Write out the data below in full, unchanged, minus the images.
*** Data supplied Section Begins ***
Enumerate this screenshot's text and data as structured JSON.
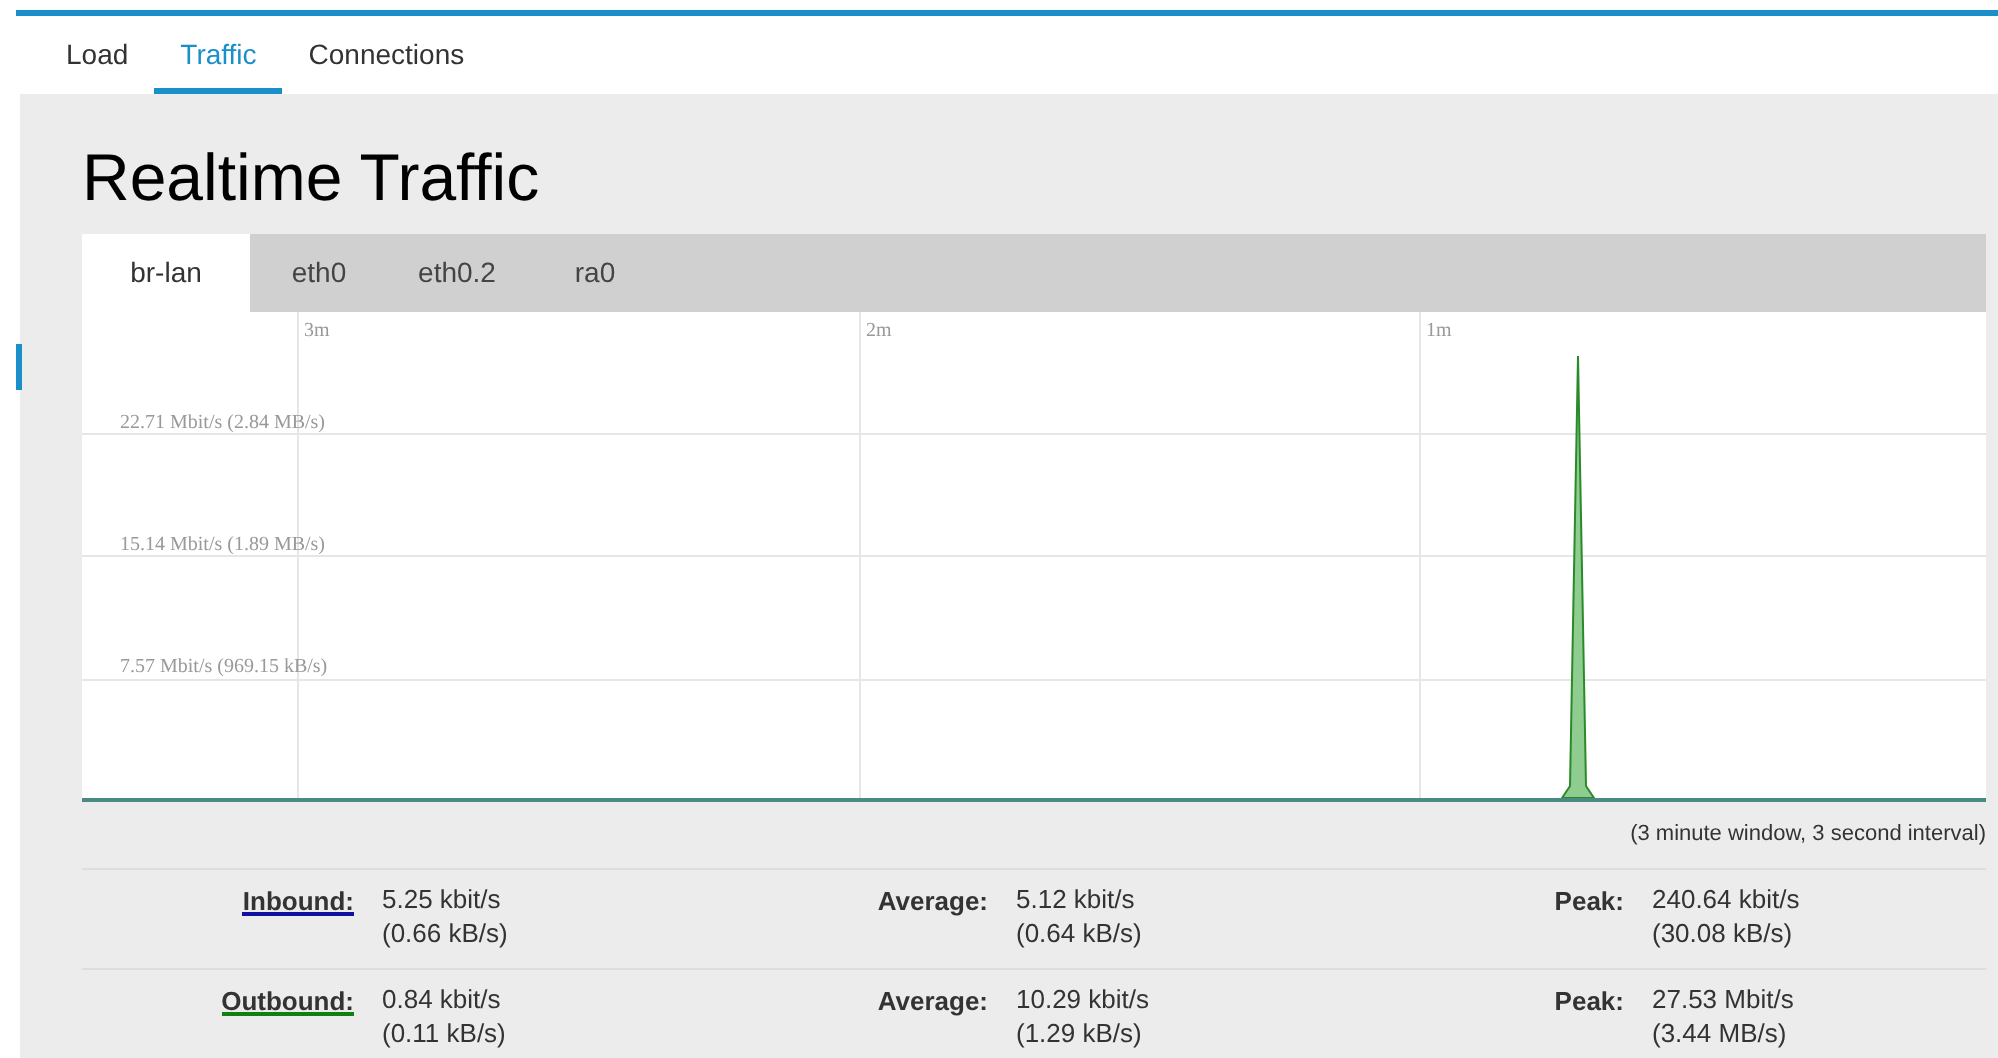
{
  "nav_tabs": [
    {
      "label": "Load",
      "selected": false
    },
    {
      "label": "Traffic",
      "selected": true
    },
    {
      "label": "Connections",
      "selected": false
    }
  ],
  "title": "Realtime Traffic",
  "interface_tabs": [
    {
      "label": "br-lan",
      "selected": true
    },
    {
      "label": "eth0",
      "selected": false
    },
    {
      "label": "eth0.2",
      "selected": false
    },
    {
      "label": "ra0",
      "selected": false
    }
  ],
  "graph": {
    "time_labels": [
      "3m",
      "2m",
      "1m"
    ],
    "rate_labels": [
      "22.71 Mbit/s (2.84 MB/s)",
      "15.14 Mbit/s (1.89 MB/s)",
      "7.57 Mbit/s (969.15 kB/s)"
    ],
    "caption": "(3 minute window, 3 second interval)"
  },
  "stats": [
    {
      "kind": "inbound",
      "label": "Inbound:",
      "current": [
        "5.25 kbit/s",
        "(0.66 kB/s)"
      ],
      "average_label": "Average:",
      "average": [
        "5.12 kbit/s",
        "(0.64 kB/s)"
      ],
      "peak_label": "Peak:",
      "peak": [
        "240.64 kbit/s",
        "(30.08 kB/s)"
      ]
    },
    {
      "kind": "outbound",
      "label": "Outbound:",
      "current": [
        "0.84 kbit/s",
        "(0.11 kB/s)"
      ],
      "average_label": "Average:",
      "average": [
        "10.29 kbit/s",
        "(1.29 kB/s)"
      ],
      "peak_label": "Peak:",
      "peak": [
        "27.53 Mbit/s",
        "(3.44 MB/s)"
      ]
    }
  ]
}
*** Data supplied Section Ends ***
Answer space |
Enumerate this screenshot's text and data as structured JSON.
{
  "nav_tabs": [
    {
      "label": "Load",
      "selected": false
    },
    {
      "label": "Traffic",
      "selected": true
    },
    {
      "label": "Connections",
      "selected": false
    }
  ],
  "title": "Realtime Traffic",
  "interface_tabs": [
    {
      "label": "br-lan",
      "selected": true
    },
    {
      "label": "eth0",
      "selected": false
    },
    {
      "label": "eth0.2",
      "selected": false
    },
    {
      "label": "ra0",
      "selected": false
    }
  ],
  "graph": {
    "time_labels": [
      "3m",
      "2m",
      "1m"
    ],
    "rate_labels": [
      "22.71 Mbit/s (2.84 MB/s)",
      "15.14 Mbit/s (1.89 MB/s)",
      "7.57 Mbit/s (969.15 kB/s)"
    ],
    "caption": "(3 minute window, 3 second interval)"
  },
  "stats": [
    {
      "kind": "inbound",
      "label": "Inbound:",
      "current": [
        "5.25 kbit/s",
        "(0.66 kB/s)"
      ],
      "average_label": "Average:",
      "average": [
        "5.12 kbit/s",
        "(0.64 kB/s)"
      ],
      "peak_label": "Peak:",
      "peak": [
        "240.64 kbit/s",
        "(30.08 kB/s)"
      ]
    },
    {
      "kind": "outbound",
      "label": "Outbound:",
      "current": [
        "0.84 kbit/s",
        "(0.11 kB/s)"
      ],
      "average_label": "Average:",
      "average": [
        "10.29 kbit/s",
        "(1.29 kB/s)"
      ],
      "peak_label": "Peak:",
      "peak": [
        "27.53 Mbit/s",
        "(3.44 MB/s)"
      ]
    }
  ]
}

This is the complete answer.